Finalists for North America 2014, Beander spoke with the 1Million Cups Blog about how they started and where they are now. Beander is the online marketplace for green, specialty coffee.
Despite the end of the North American competition a month ago, Beander is alive and well, Tatiana Becker the CEO of Beander reports:
All 6 of us are continuing with Beander, and are bringing on more importers and developing the site in preparation for the Specialty Coffee Association of America conference next month. We will be debuting Beander to scores of roasters at that event.
Recently we interviewed Cemre Güngör of Branch fresh off participating in StartupBus North America 2014 as a finals judge. Following this interview, his company Branch was acquired by Facebook.
Tell us about Branch. How was it founded? What do you do? How big is it?
We make web and mobile products for public conversations. Our team currently has 10 people, of which 4 are engineers and 2 designers. We got started when me, Josh Miller and Hursh Agrawal met in summer 2011, building an online panel discussion tool called Roundtable. Shortly after we met with folks from Obvious corporation and raised funding of $2M.
What were three things that you gained from StartupBus that helped to form what became Branch?
Firstly, StartupBus made me more brave. I had a tendency to self-disqualify myself from opportunities because I didn’t have enough experience and feel ready. StartupBus made me more comfortable with learning on the go, which is what we’ve done with Branch all this time. Secondly, I realized how much work I can get done if I work as hard as I can and not sleep I had never tested the limits of my ability before, and I think the crazy work schedule of StartupBus became a decent precursor to crazy crunch times we sometimes have for Branch. Lastly, I really learned that in the startup world, people are judged by their creative output and not their labels. A bunch of us on the bus didn’t have a lot of experience or fancy titles, and through what we made on the bus, doors opened to a lot of us. (For example, based on what I made at the bus, I secured an internship at Etsy, where I worked until we started Branch). I wasn’t very familiar with the startup scene before and I was very happy to find out opportunities exist for people that put the work in.
What did you think about StartupBus before you went on it? What did you think after?
I thought it was a crazy group of people and that I’d fit in, which definitely was the case. However I never anticipated how life-changing it would be for me. The opportunities I got following StartupBus definitely paved way for my current career.
Did you think you’d be doing what you’re doing now before you started the bus?
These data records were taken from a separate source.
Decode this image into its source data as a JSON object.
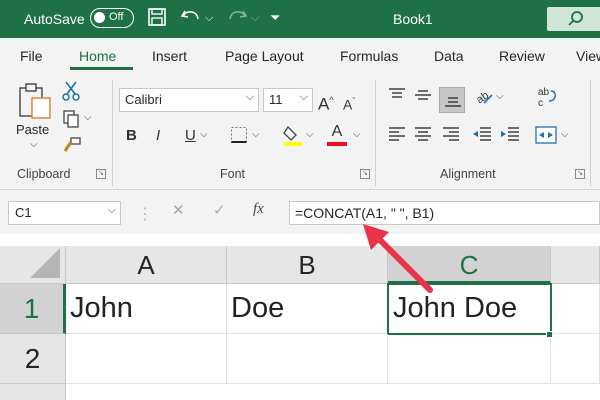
{
  "titlebar": {
    "autosave_label": "AutoSave",
    "autosave_state": "Off",
    "workbook_title": "Book1"
  },
  "tabs": [
    "File",
    "Home",
    "Insert",
    "Page Layout",
    "Formulas",
    "Data",
    "Review",
    "View"
  ],
  "active_tab": "Home",
  "ribbon": {
    "clipboard": {
      "paste_label": "Paste",
      "group_label": "Clipboard"
    },
    "font": {
      "font_name": "Calibri",
      "font_size": "11",
      "bold": "B",
      "italic": "I",
      "underline": "U",
      "grow": "A",
      "shrink": "A",
      "font_color_letter": "A",
      "group_label": "Font",
      "highlight_color": "#ffff00",
      "font_color": "#e81123"
    },
    "alignment": {
      "group_label": "Alignment"
    }
  },
  "formula_bar": {
    "name_box": "C1",
    "fx": "fx",
    "formula": "=CONCAT(A1, \" \", B1)"
  },
  "grid": {
    "columns": [
      "A",
      "B",
      "C"
    ],
    "rows": [
      "1",
      "2"
    ],
    "cells": {
      "A1": "John",
      "B1": "Doe",
      "C1": "John Doe"
    },
    "active_cell": "C1"
  },
  "annotation": {
    "arrow_color": "#e8334a"
  },
  "colors": {
    "accent": "#1e7145"
  }
}
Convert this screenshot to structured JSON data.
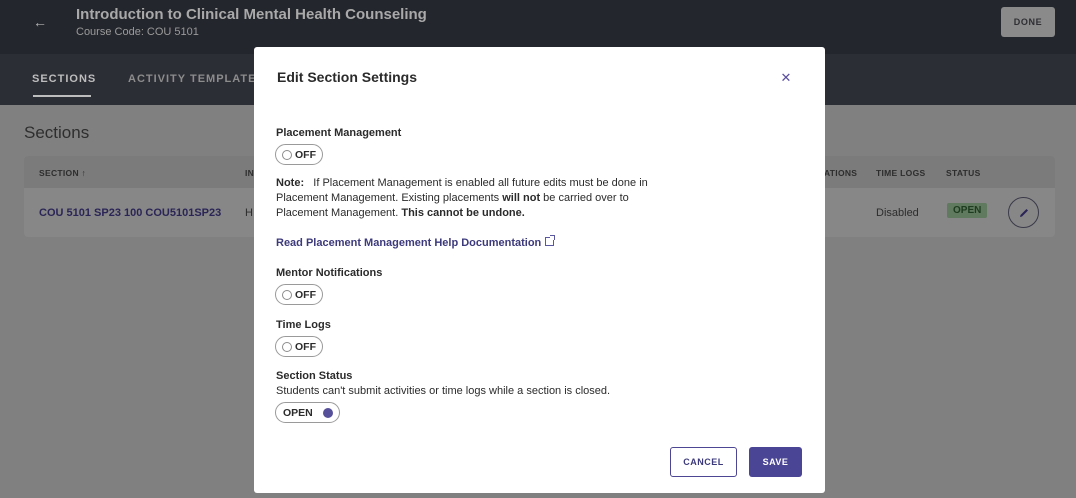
{
  "header": {
    "course_title": "Introduction to Clinical Mental Health Counseling",
    "course_code": "Course Code: COU 5101",
    "done_label": "DONE",
    "back_icon": "arrow-left-icon"
  },
  "tabs": [
    {
      "label": "SECTIONS",
      "active": true
    },
    {
      "label": "ACTIVITY TEMPLATES",
      "active": false
    }
  ],
  "page": {
    "sections_heading": "Sections"
  },
  "table": {
    "columns": [
      "SECTION ↑",
      "IN",
      "ATIONS",
      "TIME LOGS",
      "STATUS"
    ],
    "rows": [
      {
        "section": "COU 5101 SP23 100 COU5101SP23",
        "instructor_partial": "H",
        "time_logs": "Disabled",
        "status": "OPEN"
      }
    ]
  },
  "modal": {
    "title": "Edit Section Settings",
    "close_icon": "close-icon",
    "placement_management": {
      "label": "Placement Management",
      "toggle_text": "OFF"
    },
    "note": {
      "prefix": "Note:",
      "text1": "If Placement Management is enabled all future edits must be done in Placement Management. Existing placements ",
      "bold1": "will not",
      "text2": " be carried over to Placement Management. ",
      "bold2": "This cannot be undone."
    },
    "help_link": "Read Placement Management Help Documentation",
    "mentor_notifications": {
      "label": "Mentor Notifications",
      "toggle_text": "OFF"
    },
    "time_logs": {
      "label": "Time Logs",
      "toggle_text": "OFF"
    },
    "section_status": {
      "label": "Section Status",
      "help": "Students can't submit activities or time logs while a section is closed.",
      "toggle_text": "OPEN"
    },
    "cancel_label": "CANCEL",
    "save_label": "SAVE"
  },
  "colors": {
    "accent": "#4b4596",
    "overlay": "#808080",
    "status_open": "#5f7a5f"
  }
}
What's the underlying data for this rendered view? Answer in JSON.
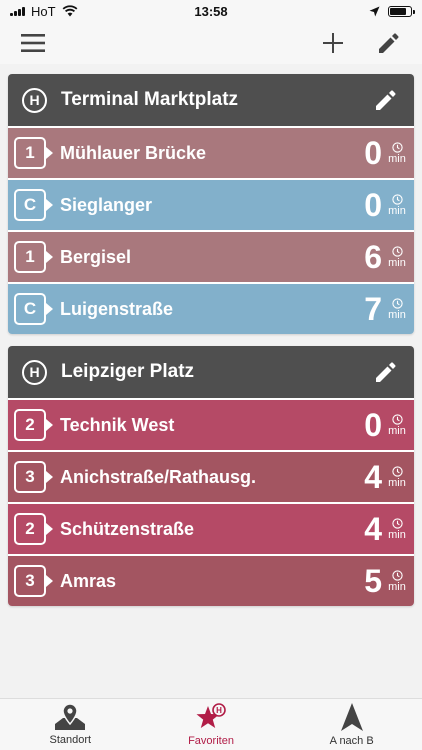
{
  "statusbar": {
    "carrier": "HoT",
    "time": "13:58",
    "battery_fraction": 0.8
  },
  "colors": {
    "header": "#4f4f4f",
    "line1": "#a9787d",
    "lineC": "#82b0cb",
    "line2": "#b54a66",
    "line3": "#a35561",
    "accent": "#b11d47"
  },
  "toolbar": {
    "menu_icon": "hamburger-icon",
    "add_icon": "plus-icon",
    "edit_icon": "pencil-icon"
  },
  "favorites": [
    {
      "title": "Terminal Marktplatz",
      "badge": "H",
      "departures": [
        {
          "line": "1",
          "stop": "Mühlauer Brücke",
          "minutes": "0",
          "unit": "min",
          "color": "#a9787d"
        },
        {
          "line": "C",
          "stop": "Sieglanger",
          "minutes": "0",
          "unit": "min",
          "color": "#82b0cb"
        },
        {
          "line": "1",
          "stop": "Bergisel",
          "minutes": "6",
          "unit": "min",
          "color": "#a9787d"
        },
        {
          "line": "C",
          "stop": "Luigenstraße",
          "minutes": "7",
          "unit": "min",
          "color": "#82b0cb"
        }
      ]
    },
    {
      "title": "Leipziger Platz",
      "badge": "H",
      "departures": [
        {
          "line": "2",
          "stop": "Technik West",
          "minutes": "0",
          "unit": "min",
          "color": "#b54a66"
        },
        {
          "line": "3",
          "stop": "Anichstraße/Rathausg.",
          "minutes": "4",
          "unit": "min",
          "color": "#a35561"
        },
        {
          "line": "2",
          "stop": "Schützenstraße",
          "minutes": "4",
          "unit": "min",
          "color": "#b54a66"
        },
        {
          "line": "3",
          "stop": "Amras",
          "minutes": "5",
          "unit": "min",
          "color": "#a35561"
        }
      ]
    }
  ],
  "tabbar": {
    "tabs": [
      {
        "label": "Standort",
        "icon": "map-pin-icon",
        "active": false
      },
      {
        "label": "Favoriten",
        "icon": "star-h-icon",
        "active": true
      },
      {
        "label": "A nach B",
        "icon": "navigation-arrow-icon",
        "active": false
      }
    ]
  }
}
Probably not, I think I’d shy away from this opportunity thinking I couldn’t do it and just get a regular job.
What are some things about Branch that you’d say are direct results of the StartupBus?
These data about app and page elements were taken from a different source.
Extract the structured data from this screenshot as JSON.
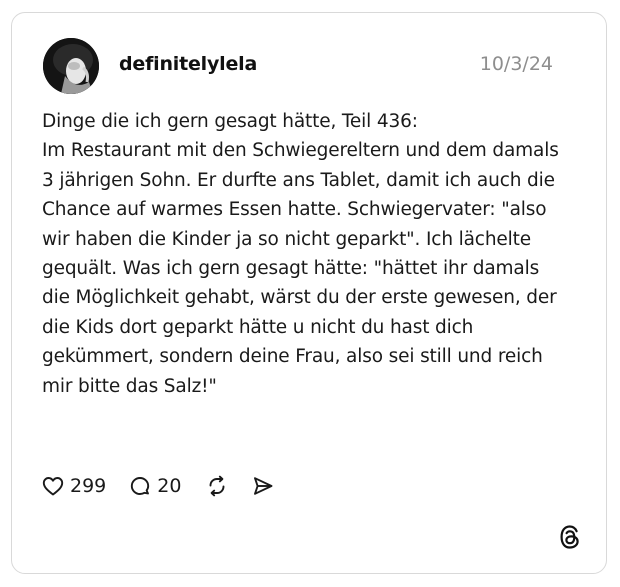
{
  "post": {
    "username": "definitelylela",
    "date": "10/3/24",
    "text": "Dinge die ich gern gesagt hätte, Teil 436:\nIm Restaurant mit den Schwiegereltern und dem damals 3 jährigen Sohn. Er durfte ans Tablet, damit ich auch die Chance auf warmes Essen hatte. Schwiegervater: \"also wir haben die Kinder ja so nicht geparkt\". Ich lächelte gequält. Was ich gern gesagt hätte: \"hättet ihr damals die Möglichkeit gehabt, wärst du der erste gewesen, der die Kids dort geparkt hätte u nicht du hast dich gekümmert, sondern deine Frau, also sei still und reich mir bitte das Salz!\""
  },
  "actions": {
    "likes": "299",
    "replies": "20"
  },
  "icons": {
    "like": "heart-icon",
    "reply": "comment-icon",
    "repost": "repost-icon",
    "share": "send-icon",
    "brand": "threads-logo-icon"
  },
  "colors": {
    "text": "#1a1a1a",
    "muted": "#8e8e8e",
    "border": "#d9d9d9",
    "background": "#ffffff"
  }
}
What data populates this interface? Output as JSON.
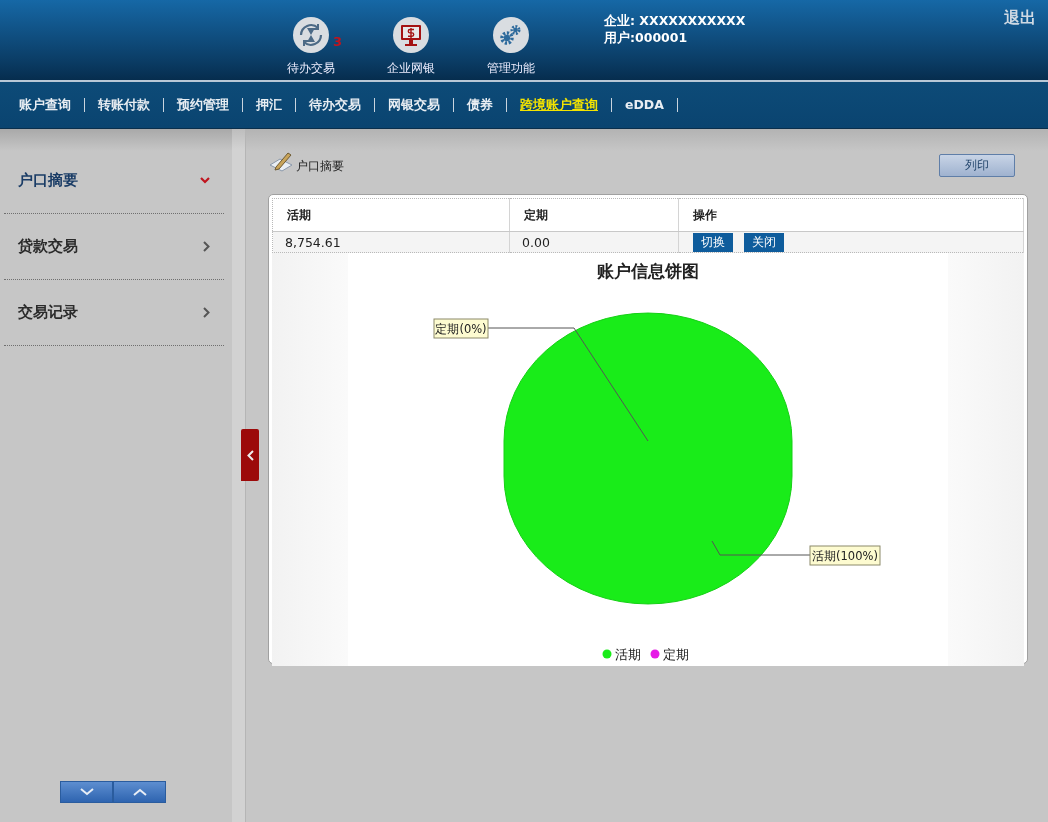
{
  "header": {
    "shortcuts": [
      {
        "kind": "pending",
        "label": "待办交易",
        "badge": "3"
      },
      {
        "kind": "bank",
        "label": "企业网银"
      },
      {
        "kind": "settings",
        "label": "管理功能"
      }
    ],
    "company": "企业: XXXXXXXXXXX",
    "user": "用户:000001",
    "logout": "退出"
  },
  "nav": [
    {
      "label": "账户查询",
      "selected": false
    },
    {
      "label": "转账付款",
      "selected": false
    },
    {
      "label": "预约管理",
      "selected": false
    },
    {
      "label": "押汇",
      "selected": false
    },
    {
      "label": "待办交易",
      "selected": false
    },
    {
      "label": "网银交易",
      "selected": false
    },
    {
      "label": "债券",
      "selected": false
    },
    {
      "label": "跨境账户查询",
      "selected": true
    },
    {
      "label": "eDDA",
      "selected": false
    }
  ],
  "sidebar": {
    "items": [
      {
        "label": "户口摘要",
        "expanded": true
      },
      {
        "label": "贷款交易",
        "expanded": false
      },
      {
        "label": "交易记录",
        "expanded": false
      }
    ]
  },
  "content": {
    "title": "户口摘要",
    "print_button": "列印",
    "table": {
      "columns": [
        "活期",
        "定期",
        "操作"
      ],
      "rows": [
        {
          "cells": [
            "8,754.61",
            "0.00"
          ],
          "actions": [
            "切换",
            "关闭"
          ]
        }
      ]
    },
    "chart": {
      "chart_data": {
        "type": "pie",
        "title": "账户信息饼图",
        "categories": [
          "活期",
          "定期"
        ],
        "colors": [
          "#19ec19",
          "#e619e6"
        ],
        "values": [
          100,
          0
        ],
        "value_labels": [
          "活期(100%)",
          "定期(0%)"
        ]
      }
    }
  }
}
I think the bus had a really eccentric group of people, so even though from the outside you could label us as “tech people”, everyone had something about them that made them very interesting outside the work context. When we started Branch, we wanted to see this sort of culture in our company as well, ie. people who are interesting. It definitely influenced who we hired and helped us get the amazing team we have now.
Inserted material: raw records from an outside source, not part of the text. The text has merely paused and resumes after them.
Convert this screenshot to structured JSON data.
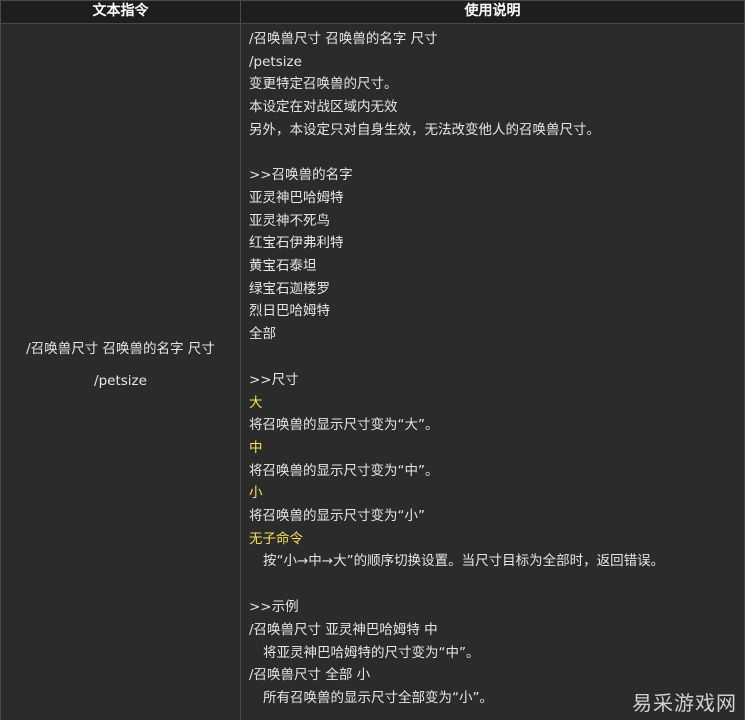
{
  "header": {
    "col_command": "文本指令",
    "col_usage": "使用说明"
  },
  "command": {
    "line1": "/召唤兽尺寸 召唤兽的名字 尺寸",
    "line2": "/petsize"
  },
  "usage": {
    "lines": [
      "/召唤兽尺寸 召唤兽的名字 尺寸",
      "/petsize",
      "变更特定召唤兽的尺寸。",
      "本设定在对战区域内无效",
      "另外，本设定只对自身生效，无法改变他人的召唤兽尺寸。",
      ">>召唤兽的名字",
      "亚灵神巴哈姆特",
      "亚灵神不死鸟",
      "红宝石伊弗利特",
      "黄宝石泰坦",
      "绿宝石迦楼罗",
      "烈日巴哈姆特",
      "全部",
      ">>尺寸",
      "大",
      "将召唤兽的显示尺寸变为“大”。",
      "中",
      "将召唤兽的显示尺寸变为“中”。",
      "小",
      "将召唤兽的显示尺寸变为“小”",
      "无子命令",
      "按“小→中→大”的顺序切换设置。当尺寸目标为全部时，返回错误。",
      ">>示例",
      "/召唤兽尺寸 亚灵神巴哈姆特 中",
      "将亚灵神巴哈姆特的尺寸变为“中”。",
      "/召唤兽尺寸 全部 小",
      "所有召唤兽的显示尺寸全部变为“小”。"
    ]
  },
  "watermark": "易采游戏网",
  "colors": {
    "background": "#2b2b2b",
    "header_bg": "#1e1e1e",
    "text": "#e6e6e6",
    "highlight": "#f3e15a",
    "border": "#4a4a4a"
  }
}
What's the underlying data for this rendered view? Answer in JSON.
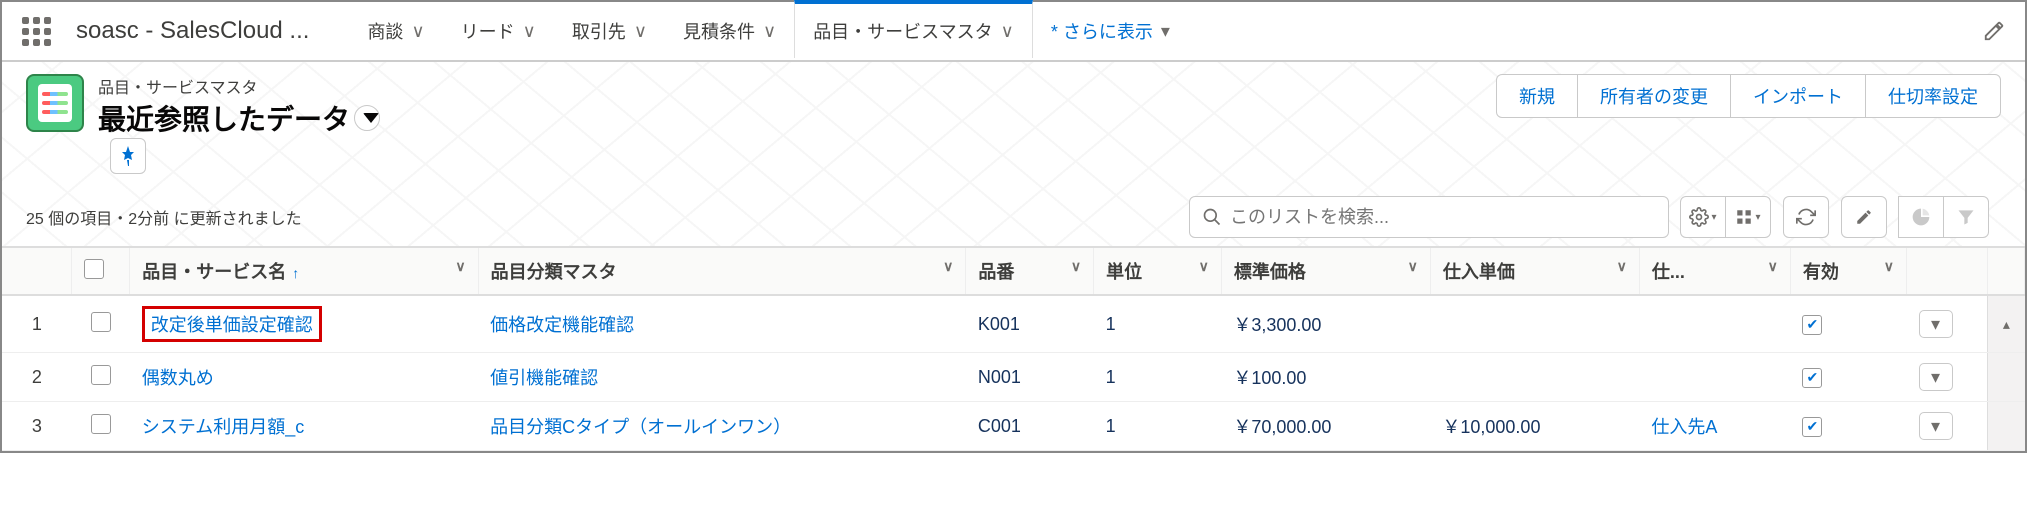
{
  "topbar": {
    "app_name": "soasc - SalesCloud ...",
    "nav": [
      {
        "label": "商談"
      },
      {
        "label": "リード"
      },
      {
        "label": "取引先"
      },
      {
        "label": "見積条件"
      },
      {
        "label": "品目・サービスマスタ",
        "active": true
      }
    ],
    "more_label": "* さらに表示"
  },
  "header": {
    "object_small": "品目・サービスマスタ",
    "list_title": "最近参照したデータ",
    "actions": [
      "新規",
      "所有者の変更",
      "インポート",
      "仕切率設定"
    ],
    "status": "25 個の項目・2分前 に更新されました",
    "search_placeholder": "このリストを検索..."
  },
  "columns": {
    "c1": "品目・サービス名",
    "c2": "品目分類マスタ",
    "c3": "品番",
    "c4": "単位",
    "c5": "標準価格",
    "c6": "仕入単価",
    "c7": "仕...",
    "c8": "有効"
  },
  "rows": [
    {
      "num": "1",
      "name": "改定後単価設定確認",
      "cat": "価格改定機能確認",
      "ban": "K001",
      "unit": "1",
      "std": "￥3,300.00",
      "cost": "",
      "sup": "",
      "valid": true,
      "highlight": true
    },
    {
      "num": "2",
      "name": "偶数丸め",
      "cat": "値引機能確認",
      "ban": "N001",
      "unit": "1",
      "std": "￥100.00",
      "cost": "",
      "sup": "",
      "valid": true
    },
    {
      "num": "3",
      "name": "システム利用月額_c",
      "cat": "品目分類Cタイプ（オールインワン）",
      "ban": "C001",
      "unit": "1",
      "std": "￥70,000.00",
      "cost": "￥10,000.00",
      "sup": "仕入先A",
      "valid": true
    }
  ]
}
What would you say to people who haven’t done the bus before but are on the fence?
There is no other life-changing opportunity that’s as fun and will create as many interesting experiences and memories for you. Especially if you feel like you have unrealized potential, StartupBus is a great way for you to explore that and level up in life.